DIRECTIONS FOR THIS TASK> Reproduce the listing verbatim.

::::::::

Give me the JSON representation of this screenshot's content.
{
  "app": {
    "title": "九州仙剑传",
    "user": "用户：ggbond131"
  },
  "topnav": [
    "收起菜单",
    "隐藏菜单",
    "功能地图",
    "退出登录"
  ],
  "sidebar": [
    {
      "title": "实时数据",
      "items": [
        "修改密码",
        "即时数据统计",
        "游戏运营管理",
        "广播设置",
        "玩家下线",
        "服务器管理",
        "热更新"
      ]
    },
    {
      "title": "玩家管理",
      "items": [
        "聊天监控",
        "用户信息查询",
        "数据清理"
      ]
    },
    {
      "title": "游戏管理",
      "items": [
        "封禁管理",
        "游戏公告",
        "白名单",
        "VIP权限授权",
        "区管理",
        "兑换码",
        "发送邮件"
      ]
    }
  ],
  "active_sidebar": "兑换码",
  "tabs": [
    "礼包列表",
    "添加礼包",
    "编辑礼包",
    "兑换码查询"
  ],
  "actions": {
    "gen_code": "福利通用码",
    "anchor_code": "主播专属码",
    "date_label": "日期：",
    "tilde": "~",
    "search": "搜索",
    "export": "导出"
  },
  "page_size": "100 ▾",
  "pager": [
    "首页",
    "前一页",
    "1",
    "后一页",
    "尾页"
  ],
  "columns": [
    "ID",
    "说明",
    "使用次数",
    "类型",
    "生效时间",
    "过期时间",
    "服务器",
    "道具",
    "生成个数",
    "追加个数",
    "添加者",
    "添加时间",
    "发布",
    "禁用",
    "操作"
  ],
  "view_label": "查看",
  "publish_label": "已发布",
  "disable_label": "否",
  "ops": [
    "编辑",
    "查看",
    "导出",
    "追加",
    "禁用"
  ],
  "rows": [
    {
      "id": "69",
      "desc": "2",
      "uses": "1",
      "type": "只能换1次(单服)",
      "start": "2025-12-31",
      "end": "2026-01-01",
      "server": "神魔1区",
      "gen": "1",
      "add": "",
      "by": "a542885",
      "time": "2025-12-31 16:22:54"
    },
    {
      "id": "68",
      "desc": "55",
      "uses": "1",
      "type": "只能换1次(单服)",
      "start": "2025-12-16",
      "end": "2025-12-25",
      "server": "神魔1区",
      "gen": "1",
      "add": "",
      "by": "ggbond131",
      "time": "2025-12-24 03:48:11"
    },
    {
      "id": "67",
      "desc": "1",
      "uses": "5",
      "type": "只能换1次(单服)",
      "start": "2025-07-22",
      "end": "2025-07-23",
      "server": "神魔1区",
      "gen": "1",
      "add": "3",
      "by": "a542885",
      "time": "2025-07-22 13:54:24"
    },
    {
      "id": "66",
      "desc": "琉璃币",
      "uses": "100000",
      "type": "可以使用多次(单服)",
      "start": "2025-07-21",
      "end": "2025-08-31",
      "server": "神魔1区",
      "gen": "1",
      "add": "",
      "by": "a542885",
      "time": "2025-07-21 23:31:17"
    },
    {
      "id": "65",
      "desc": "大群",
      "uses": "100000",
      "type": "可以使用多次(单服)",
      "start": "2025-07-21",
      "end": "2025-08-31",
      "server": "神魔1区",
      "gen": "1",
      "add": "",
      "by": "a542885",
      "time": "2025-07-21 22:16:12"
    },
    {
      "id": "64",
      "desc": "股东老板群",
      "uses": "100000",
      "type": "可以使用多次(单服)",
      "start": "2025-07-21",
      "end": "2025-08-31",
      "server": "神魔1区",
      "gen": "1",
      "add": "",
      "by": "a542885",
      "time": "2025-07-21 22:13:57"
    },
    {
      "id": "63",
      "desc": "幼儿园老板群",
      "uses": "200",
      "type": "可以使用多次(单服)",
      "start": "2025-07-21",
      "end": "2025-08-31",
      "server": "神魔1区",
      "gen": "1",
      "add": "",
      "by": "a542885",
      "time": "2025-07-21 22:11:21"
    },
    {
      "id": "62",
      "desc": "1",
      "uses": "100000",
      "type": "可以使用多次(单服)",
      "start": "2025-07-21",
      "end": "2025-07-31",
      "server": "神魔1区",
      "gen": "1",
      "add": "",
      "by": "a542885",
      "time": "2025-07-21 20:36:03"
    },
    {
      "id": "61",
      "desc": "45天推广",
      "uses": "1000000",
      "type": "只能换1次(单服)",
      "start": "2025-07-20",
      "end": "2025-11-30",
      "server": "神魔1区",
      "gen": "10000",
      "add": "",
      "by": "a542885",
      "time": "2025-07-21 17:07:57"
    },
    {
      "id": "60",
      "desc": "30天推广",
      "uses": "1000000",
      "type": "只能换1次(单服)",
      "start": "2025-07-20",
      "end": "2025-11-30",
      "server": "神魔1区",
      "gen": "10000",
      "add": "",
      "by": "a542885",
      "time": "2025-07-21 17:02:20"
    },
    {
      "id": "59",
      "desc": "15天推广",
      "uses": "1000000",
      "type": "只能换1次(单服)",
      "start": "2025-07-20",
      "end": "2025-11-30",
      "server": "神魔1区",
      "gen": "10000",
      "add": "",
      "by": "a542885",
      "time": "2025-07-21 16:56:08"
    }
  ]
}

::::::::

RESULT BELOW>
Give me the JSON representation of this screenshot's content.
{
  "app": {
    "title": "九州仙剑传",
    "user": "用户：ggbond131"
  },
  "topnav": [
    "收起菜单",
    "隐藏菜单",
    "功能地图",
    "退出登录"
  ],
  "sidebar": [
    {
      "title": "实时数据",
      "items": [
        "修改密码",
        "即时数据统计",
        "游戏运营管理",
        "广播设置",
        "玩家下线",
        "服务器管理",
        "热更新"
      ]
    },
    {
      "title": "玩家管理",
      "items": [
        "聊天监控",
        "用户信息查询",
        "数据清理"
      ]
    },
    {
      "title": "游戏管理",
      "items": [
        "封禁管理",
        "游戏公告",
        "白名单",
        "VIP权限授权",
        "区管理",
        "兑换码",
        "发送邮件"
      ]
    }
  ],
  "active_sidebar": "兑换码",
  "tabs": [
    "礼包列表",
    "添加礼包",
    "编辑礼包",
    "兑换码查询"
  ],
  "actions": {
    "gen_code": "福利通用码",
    "anchor_code": "主播专属码",
    "date_label": "日期：",
    "tilde": "~",
    "search": "搜索",
    "export": "导出"
  },
  "page_size": "100 ▾",
  "pager": [
    "首页",
    "前一页",
    "1",
    "后一页",
    "尾页"
  ],
  "columns": [
    "ID",
    "说明",
    "使用次数",
    "类型",
    "生效时间",
    "过期时间",
    "服务器",
    "道具",
    "生成个数",
    "追加个数",
    "添加者",
    "添加时间",
    "发布",
    "禁用",
    "操作"
  ],
  "view_label": "查看",
  "publish_label": "已发布",
  "disable_label": "否",
  "ops": [
    "编辑",
    "查看",
    "导出",
    "追加",
    "禁用"
  ],
  "rows": [
    {
      "id": "69",
      "desc": "2",
      "uses": "1",
      "type": "只能换1次(单服)",
      "start": "2025-12-31",
      "end": "2026-01-01",
      "server": "神魔1区",
      "gen": "1",
      "add": "",
      "by": "a542885",
      "time": "2025-12-31 16:22:54"
    },
    {
      "id": "68",
      "desc": "55",
      "uses": "1",
      "type": "只能换1次(单服)",
      "start": "2025-12-16",
      "end": "2025-12-25",
      "server": "神魔1区",
      "gen": "1",
      "add": "",
      "by": "ggbond131",
      "time": "2025-12-24 03:48:11"
    },
    {
      "id": "67",
      "desc": "1",
      "uses": "5",
      "type": "只能换1次(单服)",
      "start": "2025-07-22",
      "end": "2025-07-23",
      "server": "神魔1区",
      "gen": "1",
      "add": "3",
      "by": "a542885",
      "time": "2025-07-22 13:54:24"
    },
    {
      "id": "66",
      "desc": "琉璃币",
      "uses": "100000",
      "type": "可以使用多次(单服)",
      "start": "2025-07-21",
      "end": "2025-08-31",
      "server": "神魔1区",
      "gen": "1",
      "add": "",
      "by": "a542885",
      "time": "2025-07-21 23:31:17"
    },
    {
      "id": "65",
      "desc": "大群",
      "uses": "100000",
      "type": "可以使用多次(单服)",
      "start": "2025-07-21",
      "end": "2025-08-31",
      "server": "神魔1区",
      "gen": "1",
      "add": "",
      "by": "a542885",
      "time": "2025-07-21 22:16:12"
    },
    {
      "id": "64",
      "desc": "股东老板群",
      "uses": "100000",
      "type": "可以使用多次(单服)",
      "start": "2025-07-21",
      "end": "2025-08-31",
      "server": "神魔1区",
      "gen": "1",
      "add": "",
      "by": "a542885",
      "time": "2025-07-21 22:13:57"
    },
    {
      "id": "63",
      "desc": "幼儿园老板群",
      "uses": "200",
      "type": "可以使用多次(单服)",
      "start": "2025-07-21",
      "end": "2025-08-31",
      "server": "神魔1区",
      "gen": "1",
      "add": "",
      "by": "a542885",
      "time": "2025-07-21 22:11:21"
    },
    {
      "id": "62",
      "desc": "1",
      "uses": "100000",
      "type": "可以使用多次(单服)",
      "start": "2025-07-21",
      "end": "2025-07-31",
      "server": "神魔1区",
      "gen": "1",
      "add": "",
      "by": "a542885",
      "time": "2025-07-21 20:36:03"
    },
    {
      "id": "61",
      "desc": "45天推广",
      "uses": "1000000",
      "type": "只能换1次(单服)",
      "start": "2025-07-20",
      "end": "2025-11-30",
      "server": "神魔1区",
      "gen": "10000",
      "add": "",
      "by": "a542885",
      "time": "2025-07-21 17:07:57"
    },
    {
      "id": "60",
      "desc": "30天推广",
      "uses": "1000000",
      "type": "只能换1次(单服)",
      "start": "2025-07-20",
      "end": "2025-11-30",
      "server": "神魔1区",
      "gen": "10000",
      "add": "",
      "by": "a542885",
      "time": "2025-07-21 17:02:20"
    },
    {
      "id": "59",
      "desc": "15天推广",
      "uses": "1000000",
      "type": "只能换1次(单服)",
      "start": "2025-07-20",
      "end": "2025-11-30",
      "server": "神魔1区",
      "gen": "10000",
      "add": "",
      "by": "a542885",
      "time": "2025-07-21 16:56:08"
    }
  ]
}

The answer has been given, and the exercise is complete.